But the efficiency, or the functionality of the Council does not stop there. It is absolutely vital that we keep to the spirit of 2006, that we focus on our core competencies and unique features including working in close cooperation with Civil Society. Civil Society is at the core of human rights, at the core of our work. Accordingly, I am deeply convinced that it was, is and will continue to be in our common interest to promote a culture of non-reprisals, free from fear of intimidation, when it comes to civil society, human rights defenders and individuals who seek to cooperate and work with the Council, its mechanisms and procedures.
Since within the Third Pillar, the Human Rights Council is at the core, it is also most relevant to ask: how can we further improve our effectiveness? How can we, for example, encourage States to implement recommendations from the UPR and special procedures? To what extent are we contributing to the prevention of human rights violations and to prompt responses to human rights emergencies? Obviously, the answers to these questions depend, inter alia, on our ability to assess or: better assess impact.
Ladies and Gentlemen,
If you have the impression that I am asking - hopefully - relevant questions but not providing equally relevant answers, let me assure you that this is not by accident. I am deeply committed to the spirit of Geneva and to the spirit in this Council which is about dialogue and cooperation.
Accordingly, I would like to propose that during the course of 2015 we have informal discussions on some of the questions relating to the role of the HRC, its efficiency and effectiveness. For one of these discussions, I would like to invite to an informal retreat in Berlin from May 21-23.

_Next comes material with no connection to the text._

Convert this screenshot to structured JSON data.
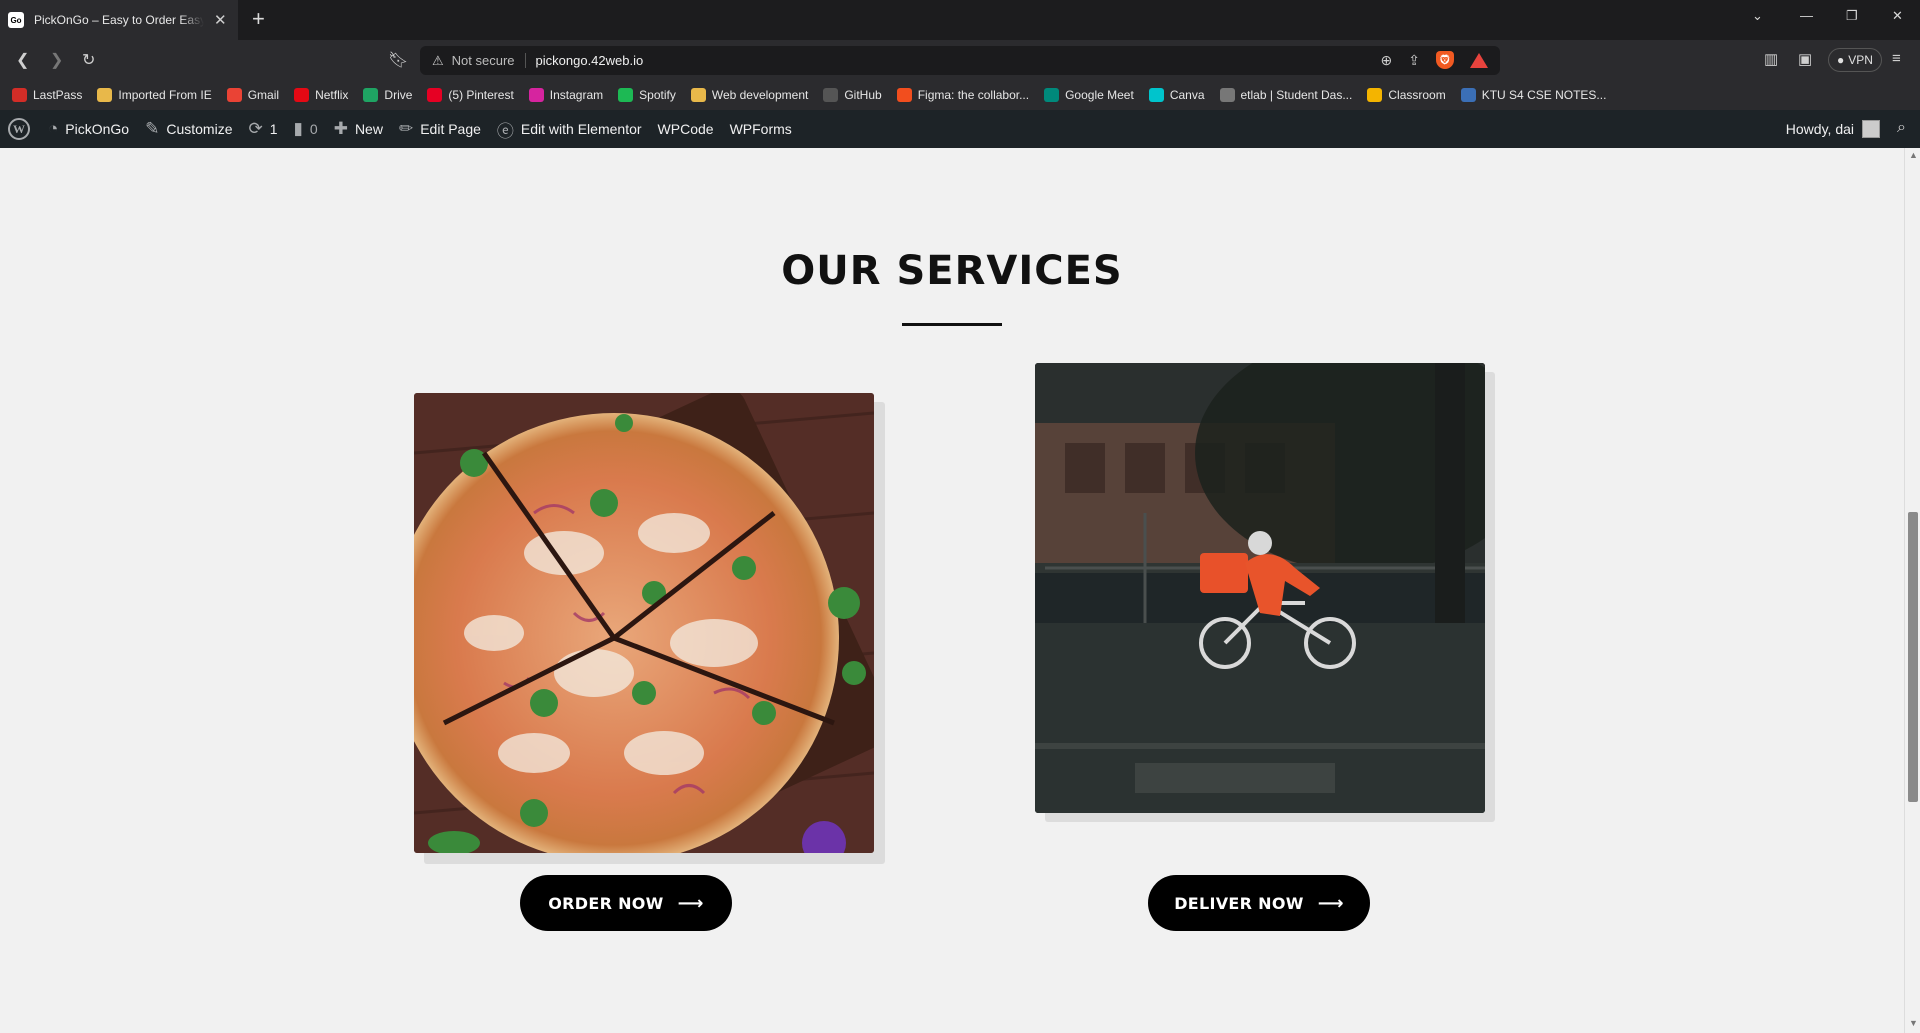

Mister President, Excellencies, Colleagues, Ladies and Gentlemen,
Let me conclude by reiterating that I have the greatest respect for what has been achieved since the Council’s inception and that I have the greatest respect for the work of my predecessors. Together with the Vice-Presidents, I will do everything I can to build on previous achievements and to further strengthen the Council’s role and mandate in promoting and protecting human rights worldwide.
We will listen carefully to all of your views and opinions, trying to build bridges where necessary, and I trust that you will support us in these endeavors.

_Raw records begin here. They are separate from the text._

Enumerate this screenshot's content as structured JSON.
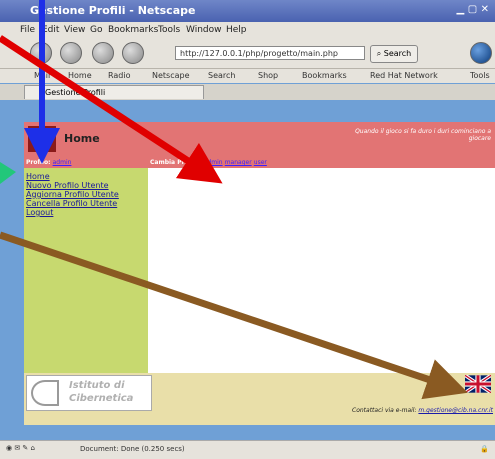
{
  "browser": {
    "title": "Gestione Profili - Netscape",
    "menu": [
      "File",
      "Edit",
      "View",
      "Go",
      "Bookmarks",
      "Tools",
      "Window",
      "Help"
    ],
    "url": "http://127.0.0.1/php/progetto/main.php",
    "search_label": "Search",
    "bookmarks": [
      "Mail",
      "Home",
      "Radio",
      "Netscape",
      "Search",
      "Shop",
      "Bookmarks",
      "Red Hat Network",
      "Tools"
    ],
    "tab_title": "Gestione Profili",
    "status": "Document: Done (0.250 secs)"
  },
  "page": {
    "home_label": "Home",
    "motto": "Quando il gioco si fa duro i duri cominciano a giocare",
    "profile_label": "Profilo:",
    "profile_value": "admin",
    "switch_label": "Cambia Profilo:",
    "switch_options": [
      "admin",
      "manager",
      "user"
    ],
    "nav": [
      "Home",
      "Nuovo Profilo Utente",
      "Aggiorna Profilo Utente",
      "Cancella Profilo Utente",
      "Logout"
    ],
    "institute": [
      "Istituto di",
      "Cibernetica"
    ],
    "contact_text": "Contattaci via e-mail:",
    "contact_email": "m.gestione@cib.na.cnr.it"
  }
}
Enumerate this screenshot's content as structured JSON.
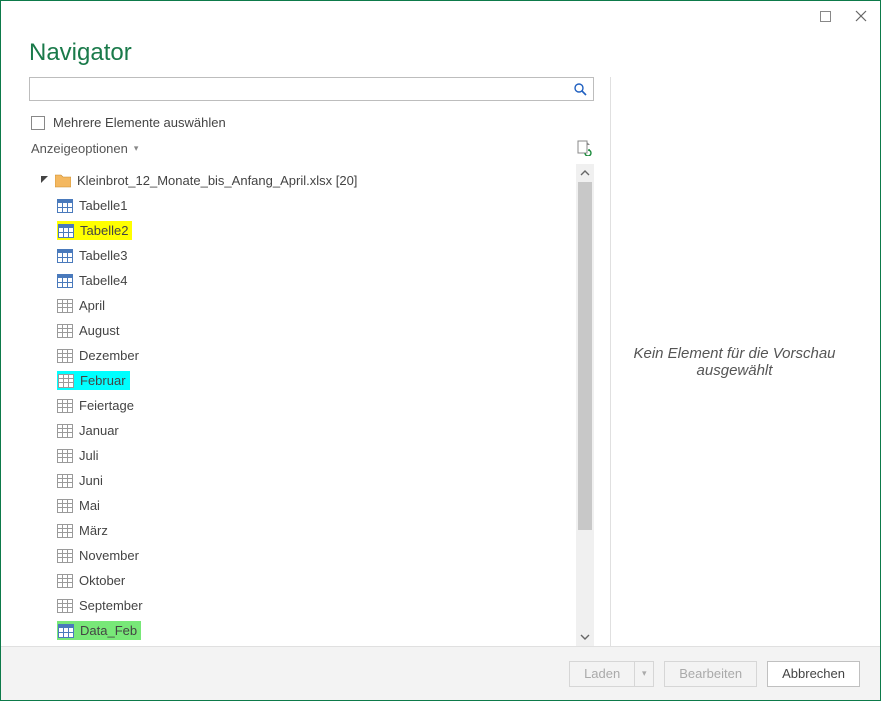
{
  "window": {
    "title": "Navigator"
  },
  "search": {
    "placeholder": "",
    "value": ""
  },
  "multiSelect": {
    "label": "Mehrere Elemente auswählen",
    "checked": false
  },
  "displayOptions": {
    "label": "Anzeigeoptionen"
  },
  "file": {
    "name": "Kleinbrot_12_Monate_bis_Anfang_April.xlsx",
    "count": "[20]",
    "expanded": true
  },
  "items": [
    {
      "label": "Tabelle1",
      "type": "table",
      "highlight": "none"
    },
    {
      "label": "Tabelle2",
      "type": "table",
      "highlight": "yellow"
    },
    {
      "label": "Tabelle3",
      "type": "table",
      "highlight": "none"
    },
    {
      "label": "Tabelle4",
      "type": "table",
      "highlight": "none"
    },
    {
      "label": "April",
      "type": "sheet",
      "highlight": "none"
    },
    {
      "label": "August",
      "type": "sheet",
      "highlight": "none"
    },
    {
      "label": "Dezember",
      "type": "sheet",
      "highlight": "none"
    },
    {
      "label": "Februar",
      "type": "sheet",
      "highlight": "cyan"
    },
    {
      "label": "Feiertage",
      "type": "sheet",
      "highlight": "none"
    },
    {
      "label": "Januar",
      "type": "sheet",
      "highlight": "none"
    },
    {
      "label": "Juli",
      "type": "sheet",
      "highlight": "none"
    },
    {
      "label": "Juni",
      "type": "sheet",
      "highlight": "none"
    },
    {
      "label": "Mai",
      "type": "sheet",
      "highlight": "none"
    },
    {
      "label": "März",
      "type": "sheet",
      "highlight": "none"
    },
    {
      "label": "November",
      "type": "sheet",
      "highlight": "none"
    },
    {
      "label": "Oktober",
      "type": "sheet",
      "highlight": "none"
    },
    {
      "label": "September",
      "type": "sheet",
      "highlight": "none"
    },
    {
      "label": "Data_Feb",
      "type": "table",
      "highlight": "green"
    }
  ],
  "preview": {
    "emptyText": "Kein Element für die Vorschau ausgewählt"
  },
  "buttons": {
    "load": "Laden",
    "edit": "Bearbeiten",
    "cancel": "Abbrechen",
    "loadEnabled": false,
    "editEnabled": false
  }
}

And let me add: it is not the size of a country, its regional or political adherence that matters. What matters is our joint commitment to human rights and our joint commitment to all individuals, and in particular the victims of human rights abuses and violations.
Again, thank you for your vote of confidence. I will take it as a mandate to perform my duties, in close cooperation with the Bureau and the HRC Secretariat, according to the fundamental principles of transparency, justice, objectivity and impartiality as well as procedural clarity.
I am convinced that we do not have the privilege of pessimism 70 years after the United Nations were born. Therefore, I would like to assure you that I am very much looking forward to the challenge of serving this Council in the coming year.